HORBERG, C. L., 1953, Pleistocene deposits below the Wisconsin drift in northeastern Illinois: Illinois State Geological Survey Report of Investigation 165, 61 p.
HORBERG, C. L., 1956, Pleistocene deposits along the Mississippi Valley in central western Illinois: Illinois State Geological Survey Report of Investigations 192, 39 p.
JACOBS, A. M., and J. A. LINEBACK, 1969, Glacial geology of the Vandalia, Illinois, region: Illinois State Geological Survey Circular 442, 24 p.
JOHNSON, W. H., 1964, Stratigraphy and petrography of Illinoian and Kansan drift in central Illinois: Illinois State Geological Survey Circular 378, 38 p.
LAMAR, J. E., 1925a, Geology and mineral resources of the Carbondale Quadrangle: Illinois State Geological Survey Bulletin 48, 172 p.
LAMAR, J. E., 1925b, Glacial phenomena in the vicinity of Carbondale: Illinois Academy of Science Transactions (1924), v. 17, p. 181-186.
LEIGHTON, M. M., 1923a, The differentiation of the drift sheets in northwestern Illinois: Journal of Geology, v. 31, no. 4, p. 265-281.
LEIGHTON, M. M., 1959, Stagnancy of the Illinoian glacial lobe east of the Illinois and Mississippi Rivers: Journal of Geology, v. 67, no. 3, p. 337-344.
LEIGHTON, M. M., and J. A. BROPHY, 1961, Illinoian glaciation in Illinois: Journal of Geology, v. 69, no. 1, p. 1-31.
LEVERETT, F., 1899a, The Illinois glacial lobe: United States Geological Survey Monograph 38, 817 p.
WANLESS, H. R., 1929a, Geology and mineral resources of the Alexis Quadrangle: Illinois State Geological Survey Bulletin 57, 230 p.
WANLESS, H. R., 1957, Geology and mineral resources of the Beardstown, Glasford, Havana, and Vermont Quadrangles: Illinois Geological Survey Bulletin 82, 233p.
WILLMAN, H. B., H. D. GLASS, and J. C. FRYE, 1963, Mineralogy of glacial tills and their weathering profiles in Illinois, Part 1—Glacial tills: Illinois State Geological Survey Circular 347, 55 p.

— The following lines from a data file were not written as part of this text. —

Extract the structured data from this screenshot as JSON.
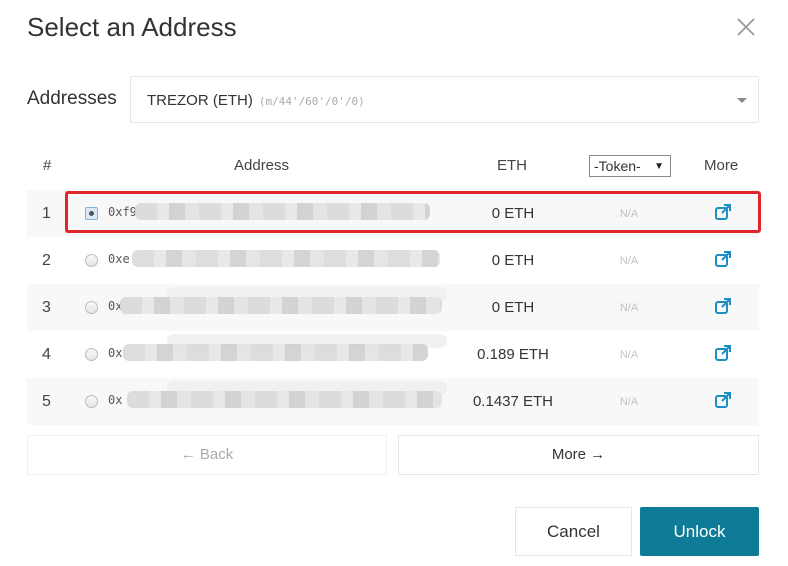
{
  "dialog": {
    "title": "Select an Address",
    "close_icon": "close-icon"
  },
  "addresses": {
    "label": "Addresses",
    "selected_wallet": "TREZOR (ETH)",
    "selected_path": "(m/44'/60'/0'/0)"
  },
  "table": {
    "headers": {
      "num": "#",
      "address": "Address",
      "eth": "ETH",
      "token_select": "-Token-",
      "more": "More"
    },
    "rows": [
      {
        "num": "1",
        "address": "0xf9",
        "eth": "0 ETH",
        "token": "N/A",
        "selected": true
      },
      {
        "num": "2",
        "address": "0xe",
        "eth": "0 ETH",
        "token": "N/A",
        "selected": false
      },
      {
        "num": "3",
        "address": "0x",
        "eth": "0 ETH",
        "token": "N/A",
        "selected": false
      },
      {
        "num": "4",
        "address": "0x",
        "eth": "0.189 ETH",
        "token": "N/A",
        "selected": false
      },
      {
        "num": "5",
        "address": "0x",
        "eth": "0.1437 ETH",
        "token": "N/A",
        "selected": false
      }
    ]
  },
  "pagination": {
    "back_label": "← Back",
    "more_label": "More →"
  },
  "footer": {
    "cancel_label": "Cancel",
    "unlock_label": "Unlock"
  },
  "colors": {
    "accent": "#0e7c96",
    "link_icon": "#1a8fc4",
    "highlight": "#e0262a"
  }
}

ISGS Codes

Stratigraphic Code Geo Unit Designation
0750
g